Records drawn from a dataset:
● ● ● ● ● ● ●

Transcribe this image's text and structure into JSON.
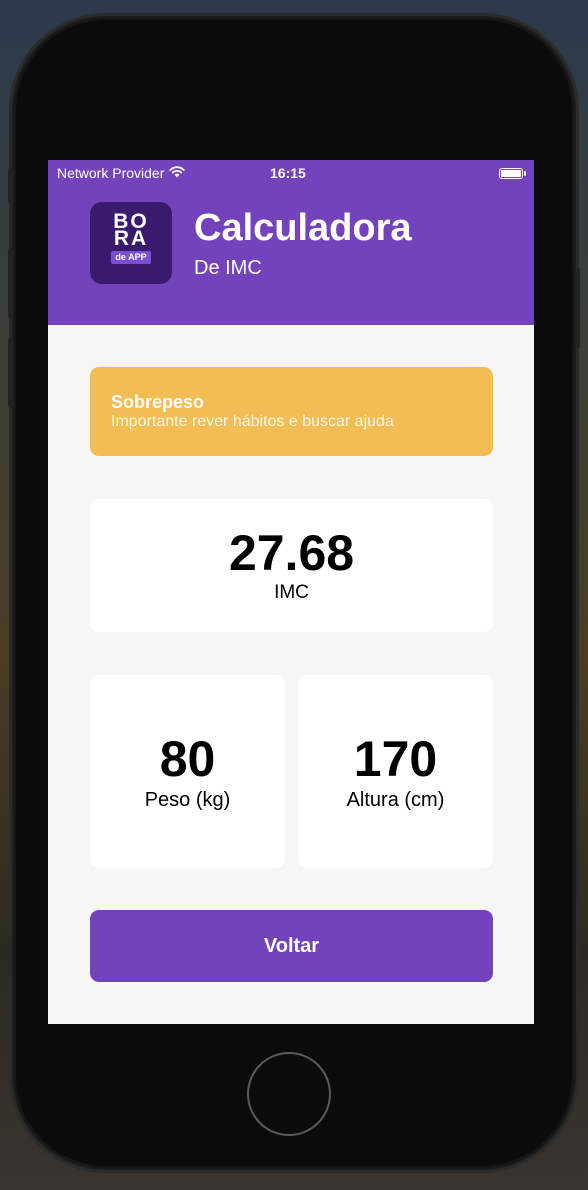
{
  "status_bar": {
    "carrier": "Network Provider",
    "time": "16:15"
  },
  "header": {
    "logo_line1": "BO",
    "logo_line2": "RA",
    "logo_tag": "de APP",
    "title": "Calculadora",
    "subtitle": "De IMC"
  },
  "result": {
    "category": "Sobrepeso",
    "advice": "Importante rever hábitos e buscar ajuda",
    "category_color": "#f2bd54"
  },
  "imc": {
    "value": "27.68",
    "label": "IMC"
  },
  "metrics": {
    "peso": {
      "value": "80",
      "label": "Peso (kg)"
    },
    "altura": {
      "value": "170",
      "label": "Altura (cm)"
    }
  },
  "actions": {
    "back_label": "Voltar"
  },
  "colors": {
    "primary": "#7343bb",
    "logo_bg": "#3a1a6c",
    "screen_bg": "#f6f6f6"
  },
  "icons": {
    "wifi": "wifi-icon",
    "battery": "battery-icon"
  }
}
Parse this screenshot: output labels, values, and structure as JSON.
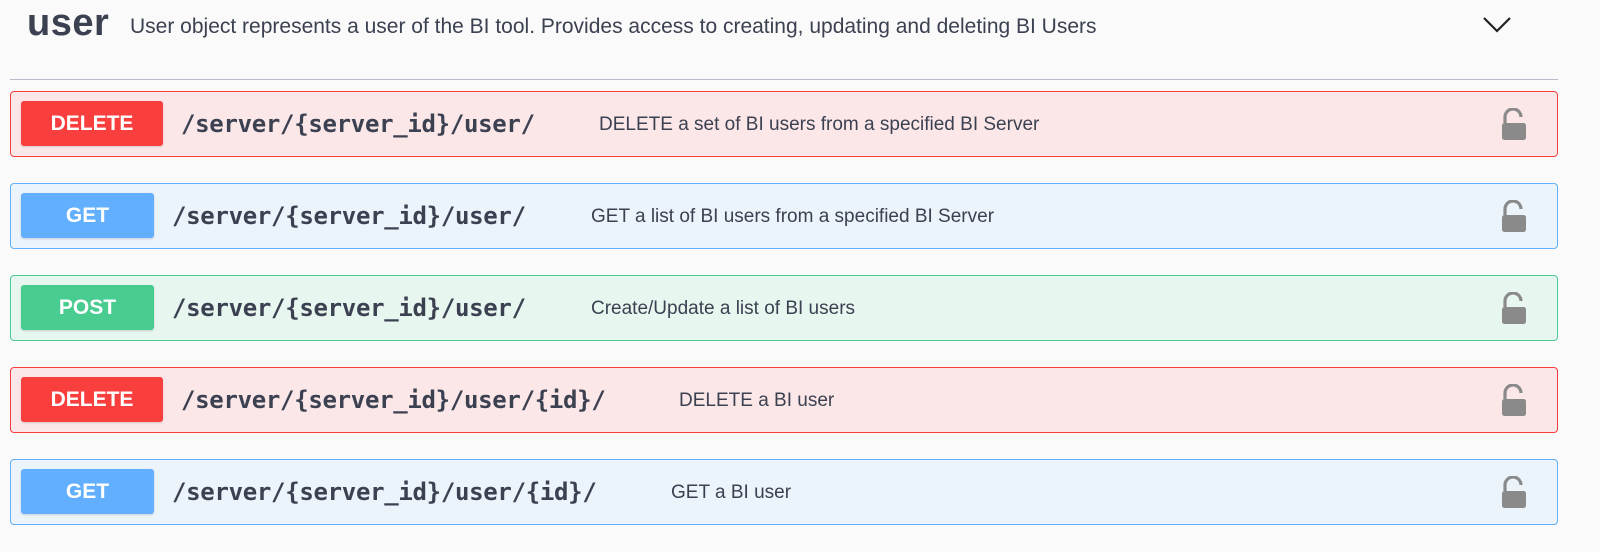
{
  "tag": {
    "name": "user",
    "description": "User object represents a user of the BI tool. Provides access to creating, updating and deleting BI Users"
  },
  "operations": [
    {
      "method": "DELETE",
      "path": "/server/{server_id}/user/",
      "summary": "DELETE a set of BI users from a specified BI Server"
    },
    {
      "method": "GET",
      "path": "/server/{server_id}/user/",
      "summary": "GET a list of BI users from a specified BI Server"
    },
    {
      "method": "POST",
      "path": "/server/{server_id}/user/",
      "summary": "Create/Update a list of BI users"
    },
    {
      "method": "DELETE",
      "path": "/server/{server_id}/user/{id}/",
      "summary": "DELETE a BI user"
    },
    {
      "method": "GET",
      "path": "/server/{server_id}/user/{id}/",
      "summary": "GET a BI user"
    }
  ],
  "icons": {
    "collapse": "chevron-down-icon",
    "auth": "unlocked-lock-icon"
  },
  "colors": {
    "delete": "#f93e3e",
    "get": "#61affe",
    "post": "#49cc90",
    "text": "#3b4151",
    "lock": "#8a8a8a"
  }
}
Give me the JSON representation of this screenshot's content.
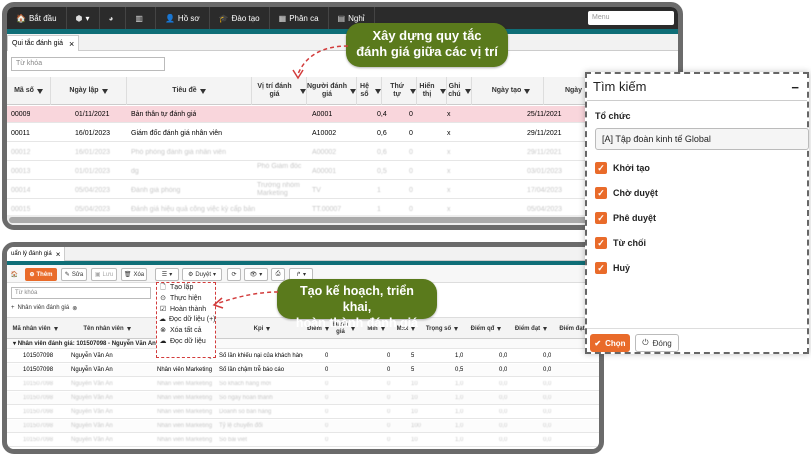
{
  "top_window": {
    "menu": [
      {
        "icon": "home-icon",
        "glyph": "🏠",
        "label": "Bắt đầu"
      },
      {
        "icon": "cube-icon",
        "glyph": "⬢",
        "label": "▾"
      },
      {
        "icon": "dashboard-icon",
        "glyph": "◕",
        "label": ""
      },
      {
        "icon": "chart-icon",
        "glyph": "▥",
        "label": ""
      },
      {
        "icon": "user-icon",
        "glyph": "👤",
        "label": "Hồ sơ"
      },
      {
        "icon": "graduation-icon",
        "glyph": "🎓",
        "label": "Đào tạo"
      },
      {
        "icon": "calendar-icon",
        "glyph": "▦",
        "label": "Phân ca"
      },
      {
        "icon": "leave-icon",
        "glyph": "▤",
        "label": "Nghỉ"
      }
    ],
    "right_search_placeholder": "Menu",
    "tab_label": "Qui tắc đánh giá",
    "search_placeholder": "Từ khóa",
    "columns": [
      "Mã số",
      "Ngày lập",
      "Tiêu đề",
      "Vị trí đánh giá",
      "Người đánh giá",
      "Hệ số",
      "Thứ tự",
      "Hiển thị",
      "Ghi chú",
      "Ngày tạo",
      "Ngày"
    ],
    "rows": [
      {
        "ma": "00009",
        "ngay": "01/11/2021",
        "tieu_de": "Bản thân tự đánh giá",
        "vi_tri": "",
        "nguoi": "A0001",
        "he_so": "0,4",
        "thu_tu": "0",
        "hien_thi": "x",
        "ghi_chu": "",
        "ngay_tao": "25/11/2021",
        "sel": true,
        "blur": false
      },
      {
        "ma": "00011",
        "ngay": "16/01/2023",
        "tieu_de": "Giám đốc đánh giá nhân viên",
        "vi_tri": "",
        "nguoi": "A10002",
        "he_so": "0,6",
        "thu_tu": "0",
        "hien_thi": "x",
        "ghi_chu": "",
        "ngay_tao": "29/11/2021",
        "sel": false,
        "blur": false
      },
      {
        "ma": "00012",
        "ngay": "16/01/2023",
        "tieu_de": "Phó phòng đánh giá nhân viên",
        "vi_tri": "",
        "nguoi": "A00002",
        "he_so": "0,6",
        "thu_tu": "0",
        "hien_thi": "x",
        "ghi_chu": "",
        "ngay_tao": "29/11/2021",
        "sel": false,
        "blur": true
      },
      {
        "ma": "00013",
        "ngay": "01/01/2023",
        "tieu_de": "dg",
        "vi_tri": "Phó Giám đốc",
        "nguoi": "A00001",
        "he_so": "0,5",
        "thu_tu": "0",
        "hien_thi": "x",
        "ghi_chu": "",
        "ngay_tao": "03/01/2023",
        "sel": false,
        "blur": true
      },
      {
        "ma": "00014",
        "ngay": "05/04/2023",
        "tieu_de": "Đánh giá phòng",
        "vi_tri": "Trưởng nhóm Marketing",
        "nguoi": "TV",
        "he_so": "1",
        "thu_tu": "0",
        "hien_thi": "x",
        "ghi_chu": "",
        "ngay_tao": "17/04/2023",
        "sel": false,
        "blur": true
      },
      {
        "ma": "00015",
        "ngay": "05/04/2023",
        "tieu_de": "Đánh giá hiệu quả công việc kỳ cấp bản",
        "vi_tri": "",
        "nguoi": "TT.00007",
        "he_so": "1",
        "thu_tu": "0",
        "hien_thi": "x",
        "ghi_chu": "",
        "ngay_tao": "05/04/2023",
        "sel": false,
        "blur": true
      }
    ]
  },
  "callouts": {
    "top": [
      "Xây dựng quy tắc",
      "đánh giá giữa các vị trí"
    ],
    "bottom": [
      "Tạo kế hoạch, triển khai,",
      "hoàn thành đánh giá"
    ]
  },
  "bottom_window": {
    "tab_label": "uẩn lý đánh giá",
    "toolbar": {
      "add": "Thêm",
      "edit": "Sửa",
      "save": "Lưu",
      "delete": "Xóa",
      "approve": "Duyệt"
    },
    "search_placeholder": "Từ khóa",
    "chip": "Nhân viên đánh giá",
    "columns": [
      "Mã nhân viên",
      "Tên nhân viên",
      "Tên chức danh",
      "Kpi",
      "Điểm",
      "Đánh giá",
      "Min",
      "Max",
      "Trọng số",
      "Điểm qđ",
      "Điểm đạt",
      "Điểm đạt qđ"
    ],
    "group": "Nhân viên đánh giá: 101507098 - Nguyễn Văn An",
    "rows": [
      {
        "ma": "101507098",
        "ten": "Nguyễn Văn An",
        "cd": "Nhân viên Marketing",
        "kpi": "Số lần khiếu nại của khách hàng",
        "diem": "0",
        "min": "0",
        "max": "5",
        "ts": "1,0",
        "qd": "0,0",
        "dat": "0,0",
        "blur": false
      },
      {
        "ma": "101507098",
        "ten": "Nguyễn Văn An",
        "cd": "Nhân viên Marketing",
        "kpi": "Số lần chậm trễ báo cáo",
        "diem": "0",
        "min": "0",
        "max": "5",
        "ts": "0,5",
        "qd": "0,0",
        "dat": "0,0",
        "blur": false
      },
      {
        "ma": "101507098",
        "ten": "Nguyễn Văn An",
        "cd": "Nhân viên Marketing",
        "kpi": "Số khách hàng mới",
        "diem": "0",
        "min": "0",
        "max": "10",
        "ts": "1,0",
        "qd": "0,0",
        "dat": "0,0",
        "blur": true
      },
      {
        "ma": "101507098",
        "ten": "Nguyễn Văn An",
        "cd": "Nhân viên Marketing",
        "kpi": "Số ngày hoàn thành",
        "diem": "0",
        "min": "0",
        "max": "10",
        "ts": "1,0",
        "qd": "0,0",
        "dat": "0,0",
        "blur": true
      },
      {
        "ma": "101507098",
        "ten": "Nguyễn Văn An",
        "cd": "Nhân viên Marketing",
        "kpi": "Doanh số bán hàng",
        "diem": "0",
        "min": "0",
        "max": "10",
        "ts": "1,0",
        "qd": "0,0",
        "dat": "0,0",
        "blur": true
      },
      {
        "ma": "101507098",
        "ten": "Nguyễn Văn An",
        "cd": "Nhân viên Marketing",
        "kpi": "Tỷ lệ chuyển đổi",
        "diem": "0",
        "min": "0",
        "max": "100",
        "ts": "1,0",
        "qd": "0,0",
        "dat": "0,0",
        "blur": true
      },
      {
        "ma": "101507098",
        "ten": "Nguyễn Văn An",
        "cd": "Nhân viên Marketing",
        "kpi": "Số bài viết",
        "diem": "0",
        "min": "0",
        "max": "10",
        "ts": "1,0",
        "qd": "0,0",
        "dat": "0,0",
        "blur": true
      },
      {
        "ma": "101507098",
        "ten": "Nguyễn Văn An",
        "cd": "Nhân viên Marketing",
        "kpi": "Lượt tương tác",
        "diem": "0",
        "min": "0",
        "max": "10",
        "ts": "1,0",
        "qd": "0,0",
        "dat": "0,0",
        "blur": true
      }
    ],
    "menu": [
      {
        "icon": "doc-icon",
        "glyph": "🗋",
        "label": "Tạo lập"
      },
      {
        "icon": "check-circle-icon",
        "glyph": "⊙",
        "label": "Thực hiện"
      },
      {
        "icon": "check-square-icon",
        "glyph": "☑",
        "label": "Hoàn thành"
      },
      {
        "icon": "cloud-download-icon",
        "glyph": "☁",
        "label": "Đọc dữ liệu (+)"
      },
      {
        "icon": "delete-icon",
        "glyph": "⊗",
        "label": "Xóa tất cả"
      },
      {
        "icon": "cloud-download-icon",
        "glyph": "☁",
        "label": "Đọc dữ liệu"
      }
    ]
  },
  "search_panel": {
    "title": "Tìm kiếm",
    "close": "−",
    "org_label": "Tổ chức",
    "org_value": "[A] Tập đoàn kinh tế Global",
    "statuses": [
      "Khởi tạo",
      "Chờ duyệt",
      "Phê duyệt",
      "Từ chối",
      "Huỷ"
    ],
    "ok": "Chọn",
    "close_btn": "Đóng"
  },
  "colors": {
    "accent": "#e96b2a",
    "teal": "#0f6e77",
    "callout": "#5a7a1c",
    "selected_row": "#f9d6dc"
  }
}
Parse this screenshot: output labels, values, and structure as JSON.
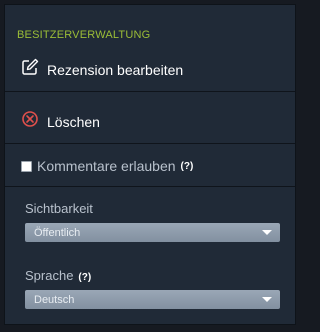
{
  "owner_panel": {
    "section_title": "BESITZERVERWALTUNG",
    "edit_review": {
      "label": "Rezension bearbeiten",
      "icon": "edit-icon"
    },
    "delete": {
      "label": "Löschen",
      "icon": "delete-icon",
      "icon_color": "#e0504c"
    },
    "allow_comments": {
      "label": "Kommentare erlauben",
      "checked": false,
      "help": "(?)"
    },
    "visibility": {
      "label": "Sichtbarkeit",
      "value": "Öffentlich"
    },
    "language": {
      "label": "Sprache",
      "help": "(?)",
      "value": "Deutsch"
    },
    "colors": {
      "accent": "#9bbd37",
      "panel_bg": "#202a37",
      "page_bg": "#161a21"
    }
  }
}
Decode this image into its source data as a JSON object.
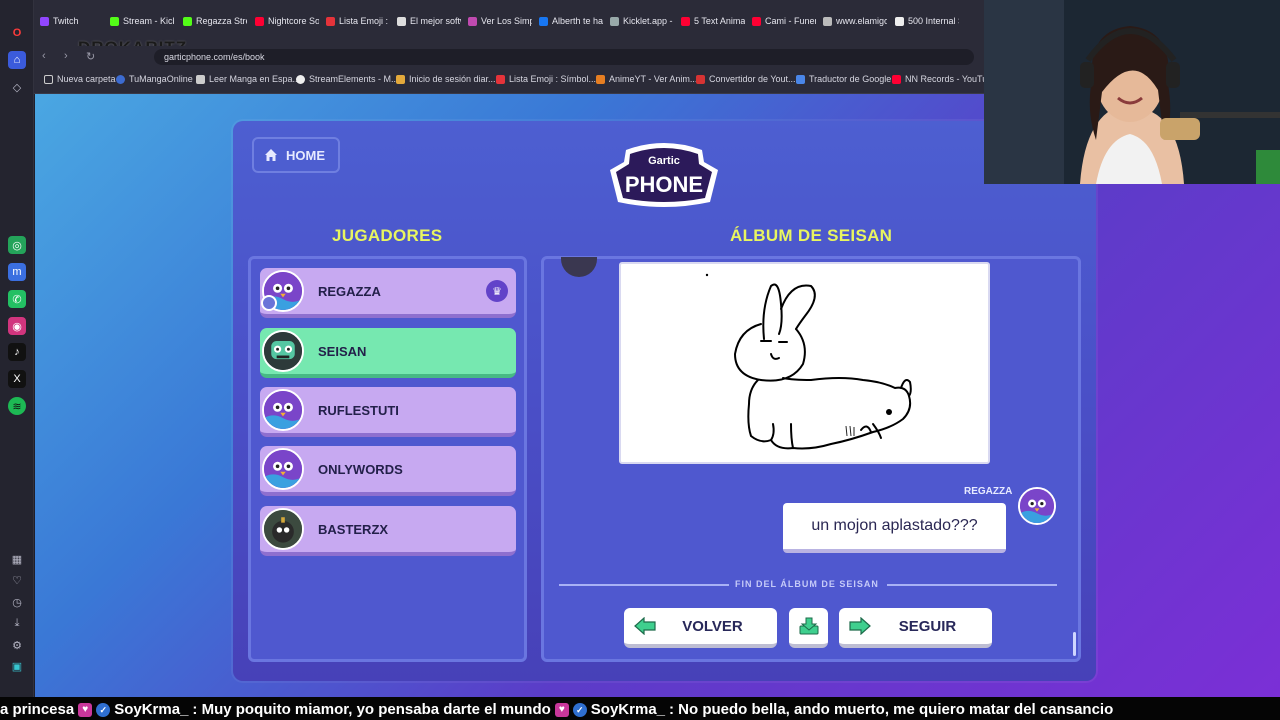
{
  "browser": {
    "tabs": [
      "Twitch",
      "Stream - Kick",
      "Regazza Strea",
      "Nightcore Son",
      "Lista Emoji : S",
      "El mejor softw",
      "Ver Los Simps",
      "Alberth te ha",
      "Kicklet.app - K",
      "5 Text Animati",
      "Cami - Funeral",
      "www.elamigos",
      "500 Internal S"
    ],
    "overlay_name": "DROKARITZ",
    "url": "garticphone.com/es/book",
    "bookmarks": [
      "Nueva carpeta",
      "TuMangaOnline",
      "Leer Manga en Espa...",
      "StreamElements - M...",
      "Inicio de sesión diar...",
      "Lista Emoji : Símbol...",
      "AnimeYT - Ver Anim...",
      "Convertidor de Yout...",
      "Traductor de Google",
      "NN Records - YouTu..."
    ]
  },
  "game": {
    "home_label": "HOME",
    "logo_top": "Gartic",
    "logo_main": "PHONE",
    "players_title": "JUGADORES",
    "album_title": "ÁLBUM DE SEISAN",
    "players": [
      {
        "name": "REGAZZA",
        "active": false,
        "host": true
      },
      {
        "name": "SEISAN",
        "active": true,
        "host": false
      },
      {
        "name": "RUFLESTUTI",
        "active": false,
        "host": false
      },
      {
        "name": "ONLYWORDS",
        "active": false,
        "host": false
      },
      {
        "name": "BASTERZX",
        "active": false,
        "host": false
      }
    ],
    "guess_author": "REGAZZA",
    "guess_text": "un mojon aplastado???",
    "end_text": "FIN DEL ÁLBUM DE SEISAN",
    "back_label": "VOLVER",
    "next_label": "SEGUIR"
  },
  "ticker": {
    "part0": "a princesa",
    "user1": "SoyKrma_",
    "msg1": ": Muy poquito miamor, yo pensaba darte el mundo",
    "user2": "SoyKrma_",
    "msg2": ": No puedo bella, ando muerto, me quiero matar del cansancio"
  },
  "colors": {
    "accent_yellow": "#e8f560",
    "active_player": "#76e8b0",
    "player_bg": "#c7a9f1",
    "arrow_green": "#3fcf8e"
  }
}
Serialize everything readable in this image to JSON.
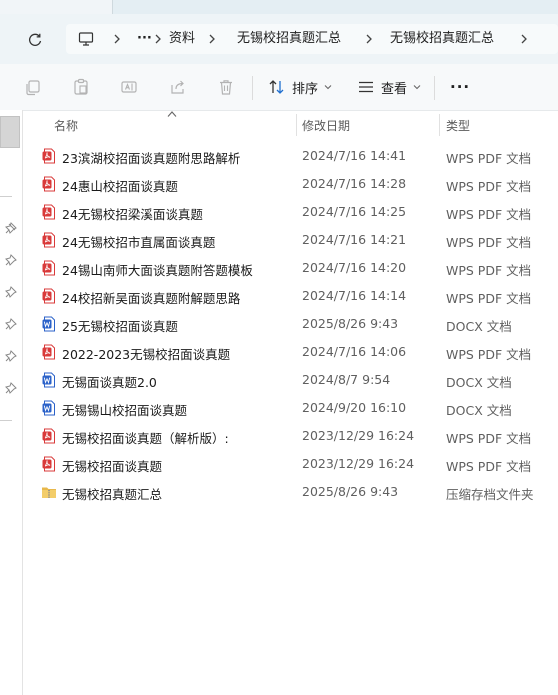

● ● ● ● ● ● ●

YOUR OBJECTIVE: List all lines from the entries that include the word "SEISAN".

TASK RESULT:
    "album_title": "ÁLBUM DE SEISAN",
        "name": "SEISAN",
    "end_text": "FIN DEL ÁLBUM DE SEISAN",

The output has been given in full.